• _Required action_
Within the data beneath, some lines may hold the word "Yards". Give the number of those lines and nothing else.
(Records supplied)
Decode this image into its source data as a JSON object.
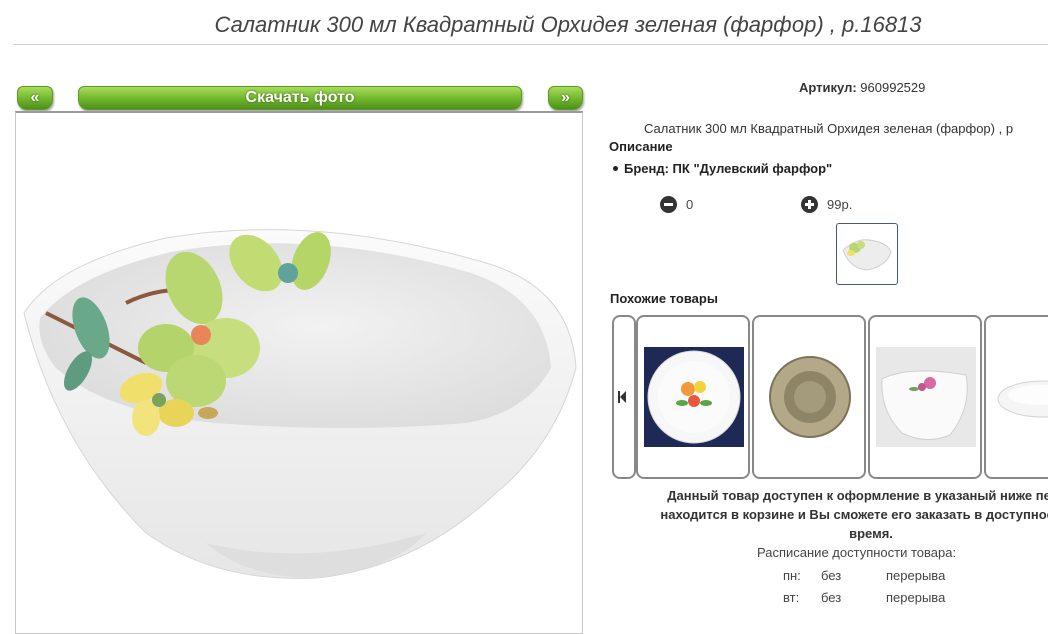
{
  "title": "Салатник 300 мл Квадратный Орхидея зеленая (фарфор) , р.16813",
  "gallery": {
    "prev_label": "«",
    "download_label": "Скачать фото",
    "next_label": "»"
  },
  "product": {
    "sku_label": "Артикул:",
    "sku_value": "960992529",
    "short_description": "Салатник 300 мл Квадратный Орхидея зеленая (фарфор) , р",
    "description_heading": "Описание",
    "brand_text": "Бренд: ПК \"Дулевский фарфор\"",
    "quantity": "0",
    "price": "99р."
  },
  "similar": {
    "heading": "Похожие товары"
  },
  "availability": {
    "line1": "Данный товар доступен к оформление в указаный ниже перио",
    "line2": "находится в корзине и Вы сможете его заказать в доступное для",
    "line3": "время.",
    "schedule_heading": "Расписание доступности товара:",
    "rows": [
      {
        "day": "пн:",
        "from": "без",
        "to": "перерыва"
      },
      {
        "day": "вт:",
        "from": "без",
        "to": "перерыва"
      }
    ]
  },
  "colors": {
    "button_green": "#6fb52c",
    "text": "#333333"
  }
}
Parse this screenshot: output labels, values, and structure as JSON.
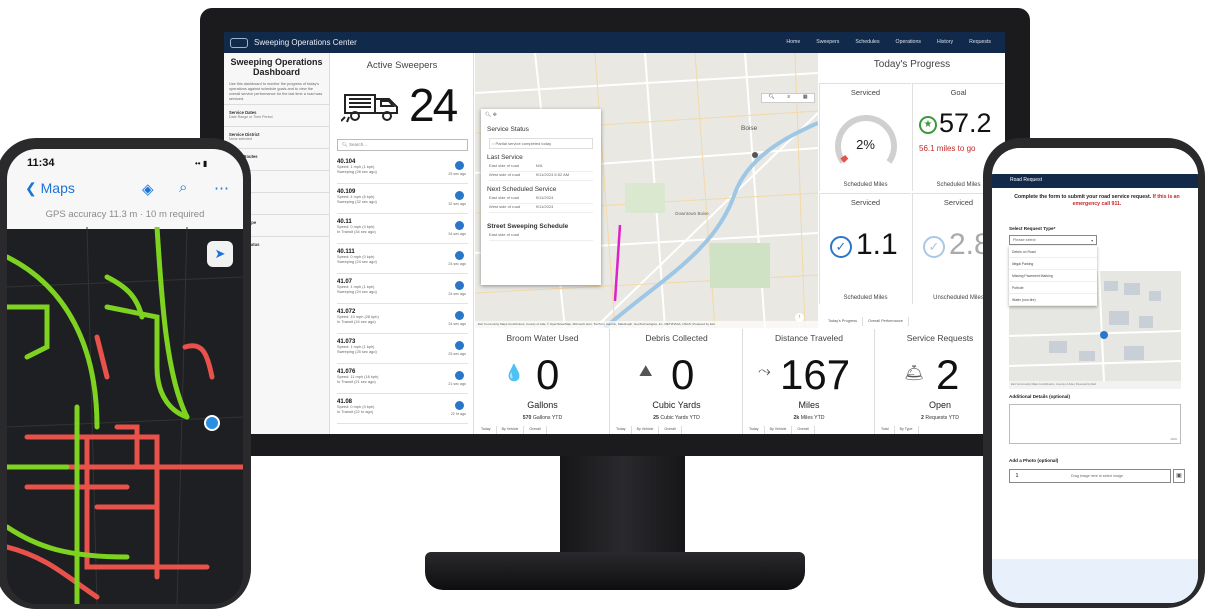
{
  "dashboard": {
    "app_title": "Sweeping Operations Center",
    "nav": [
      "Home",
      "Sweepers",
      "Schedules",
      "Operations",
      "History",
      "Requests"
    ],
    "active_nav": "Operations",
    "left_title": "Sweeping Operations Dashboard",
    "left_description": "Use this dashboard to monitor the progress of today's operations against schedule goals and to view the overall service performance for the last time a road was serviced.",
    "filters": [
      {
        "label": "Service Dates",
        "sub": "Date Range or Time Period"
      },
      {
        "label": "Service District",
        "sub": "None selected"
      },
      {
        "label": "Sweep Routes",
        "sub": ""
      },
      {
        "label": "Road",
        "sub": ""
      },
      {
        "label": "Sweeper",
        "sub": ""
      },
      {
        "label": "Request Type",
        "sub": ""
      },
      {
        "label": "Request Status",
        "sub": ""
      }
    ],
    "active_sweepers": {
      "title": "Active Sweepers",
      "count": "24",
      "search_placeholder": "Search...",
      "list": [
        {
          "id": "40.104",
          "l1": "Speed: 1 mph (1 kph)",
          "l2": "Sweeping (28 sec ago)",
          "ago": "29 sec ago"
        },
        {
          "id": "40.109",
          "l1": "Speed: 4 mph (6 kph)",
          "l2": "Sweeping (32 sec ago)",
          "ago": "32 sec ago"
        },
        {
          "id": "40.11",
          "l1": "Speed: 0 mph (0 kph)",
          "l2": "In Transit (34 sec ago)",
          "ago": "34 sec ago"
        },
        {
          "id": "40.111",
          "l1": "Speed: 0 mph (0 kph)",
          "l2": "Sweeping (24 sec ago)",
          "ago": "24 sec ago"
        },
        {
          "id": "41.07",
          "l1": "Speed: 1 mph (1 kph)",
          "l2": "Sweeping (24 sec ago)",
          "ago": "24 sec ago"
        },
        {
          "id": "41.072",
          "l1": "Speed: 10 mph (28 kph)",
          "l2": "In Transit (24 sec ago)",
          "ago": "24 sec ago"
        },
        {
          "id": "41.073",
          "l1": "Speed: 1 mph (1 kph)",
          "l2": "Sweeping (25 sec ago)",
          "ago": "25 sec ago"
        },
        {
          "id": "41.076",
          "l1": "Speed: 11 mph (18 kph)",
          "l2": "In Transit (21 sec ago)",
          "ago": "21 sec ago"
        },
        {
          "id": "41.08",
          "l1": "Speed: 0 mph (0 kph)",
          "l2": "In Transit (22 hr ago)",
          "ago": "22 hr ago"
        }
      ]
    },
    "map": {
      "city_label": "Boise",
      "downtown_label": "Downtown Boise",
      "popup": {
        "service_status": "Service Status",
        "status_text": "Partial service completed today",
        "last_service": "Last Service",
        "last_rows": [
          [
            "East side of road",
            "N/A"
          ],
          [
            "West side of road",
            "9/11/2024 6:52 AM"
          ]
        ],
        "next_service": "Next Scheduled Service",
        "next_rows": [
          [
            "East side of road",
            "9/11/2024"
          ],
          [
            "West side of road",
            "9/11/2024"
          ]
        ],
        "schedule_title": "Street Sweeping Schedule",
        "schedule_row": "East side of road"
      },
      "attribution": "Esri Community Maps Contributors, County of Ada, © OpenStreetMap, Microsoft, Esri, TomTom, Garmin, SafeGraph, GeoTechnologies, Inc, METI/NASA, USGS | Powered by Esri"
    },
    "progress": {
      "title": "Today's Progress",
      "serviced_label": "Serviced",
      "serviced_pct": "2%",
      "serviced_pct_value": 2,
      "serviced_footer": "Scheduled Miles",
      "goal_label": "Goal",
      "goal_value": "57.2",
      "goal_note": "56.1 miles to go",
      "goal_footer": "Scheduled Miles",
      "serviced2_label": "Serviced",
      "serviced2_value": "1.1",
      "serviced2_footer": "Scheduled Miles",
      "serviced3_label": "Serviced",
      "serviced3_value": "2.8",
      "serviced3_footer": "Unscheduled Miles",
      "tabs": [
        "Today's Progress",
        "Overall Performance"
      ]
    },
    "kpis": [
      {
        "title": "Broom Water Used",
        "value": "0",
        "unit": "Gallons",
        "ytd_bold": "570",
        "ytd_rest": " Gallons YTD",
        "tabs": [
          "Today",
          "By Vehicle",
          "Overall"
        ]
      },
      {
        "title": "Debris Collected",
        "value": "0",
        "unit": "Cubic Yards",
        "ytd_bold": "25",
        "ytd_rest": " Cubic Yards YTD",
        "tabs": [
          "Today",
          "By Vehicle",
          "Overall"
        ]
      },
      {
        "title": "Distance Traveled",
        "value": "167",
        "unit": "Miles",
        "ytd_bold": "2k",
        "ytd_rest": " Miles YTD",
        "tabs": [
          "Today",
          "By Vehicle",
          "Overall"
        ]
      },
      {
        "title": "Service Requests",
        "value": "2",
        "unit": "Open",
        "ytd_bold": "2",
        "ytd_rest": " Requests YTD",
        "tabs": [
          "Total",
          "By Type"
        ]
      }
    ]
  },
  "phone_left": {
    "time": "11:34",
    "back_label": "Maps",
    "gps_text": "GPS accuracy 11.3 m · 10 m required"
  },
  "phone_right": {
    "header": "Road Request",
    "instructions": "Complete the form to submit your road service request.",
    "emergency": "If this is an emergency call 911.",
    "request_type_label": "Select Request Type*",
    "request_type_placeholder": "Please select",
    "options": [
      "Debris on Road",
      "Illegal Parking",
      "Missing Pavement Marking",
      "Pothole",
      "Water (non-fire)"
    ],
    "map_attr": "Esri Community Maps Contributors, County of Ada | Powered by Esri",
    "details_label": "Additional Details (optional)",
    "details_counter": "4000",
    "photo_label": "Add a Photo (optional)",
    "photo_hint": "Drag image here to select image",
    "photo_count": "1"
  },
  "colors": {
    "nav": "#11294a",
    "accent": "#2a77c9",
    "serviced_road": "#7ed321",
    "unserviced_road": "#e8524a",
    "alert": "#c62828"
  }
}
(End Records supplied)
• _Output for this task_
2